Webvan Closes Doors

Online grocer Webvan Group Inc. closed Monday and said it would file for Chapter 11 bankruptcy protection from its creditors. The decision will lay off 2,000 employees and terminate the company's service to 750,000 active customers in seven markets--San Francisco, Los Angeles, Orange County, San Diego, Seattle, Chicago and Portland, Ore. Launched in mid-1999, Webvan had been one of the Internet's highest profile businesses. Promising to revolutionize the supermarket industry by taking orders online and delivering groceries to customers' homes, Webvan had raised about $800 million from venture capitalists and Wall Street. But the company never came close to making money, losing $830 million since its inception. Webvan's board voted to close the company Friday, but didn't start closing its distribution centers until Sunday. Webvan also pulled the plug on its website Sunday.

nGame Inks Deal with Bell Mobility

British game developer nGame Ltd. has announced a deal with Canada's Bell Mobility to make nine games available to the carrier's mobile data customers. The deal will establish nGame as Bell Mobility's largest single provider of wireless games. This is nGame's first move into the Canadian market, according to Alex Green, nGame's vice president of business development. "This allows us to now reach Canadian users, and allows Canadians to play most of our flagship games," he told Wireless NewsFactor.

Cambridge, England-based nGame said it is positioned to exploit a huge global market for entertainment. The company operates three divisions: one that creates content for WAP (wireless application protocol) phones and digital interactive television; another that distributes the games; and a technology division that provides media servers and game development kits.

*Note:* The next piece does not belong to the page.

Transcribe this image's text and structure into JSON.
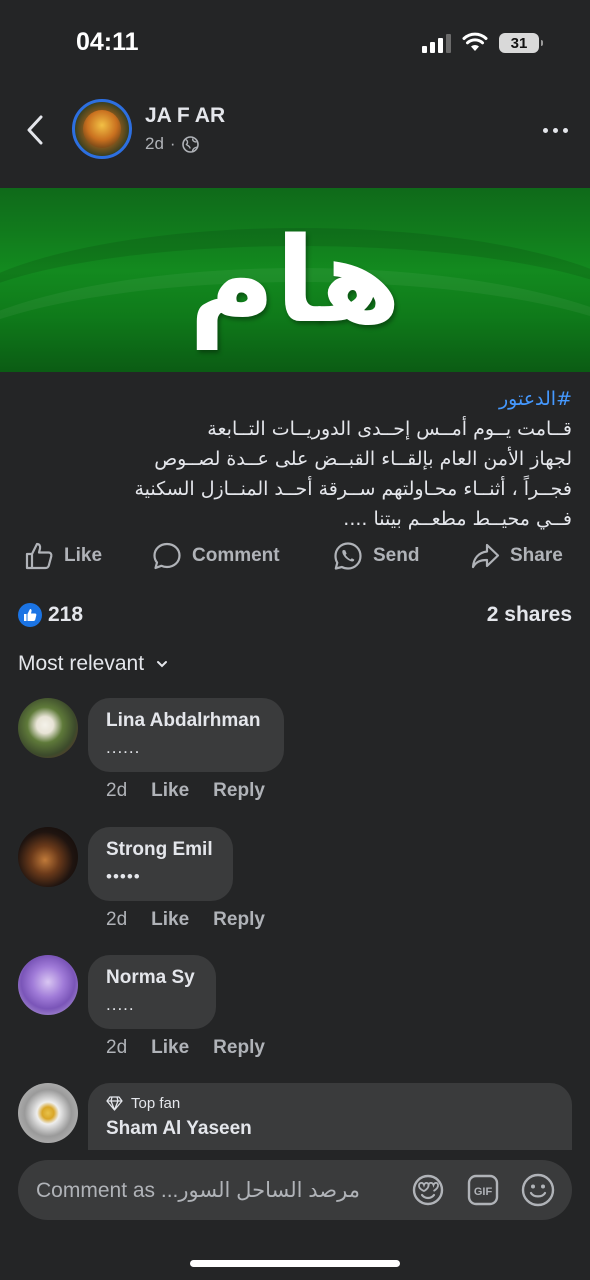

nGame has deals in North America with Sprint PCS, Yahoo!, AOL Mobile, AT&T Wireless, Qwest Wireless, Alltel and Voicesteam Wireless, plus a similar number of carriers in Europe.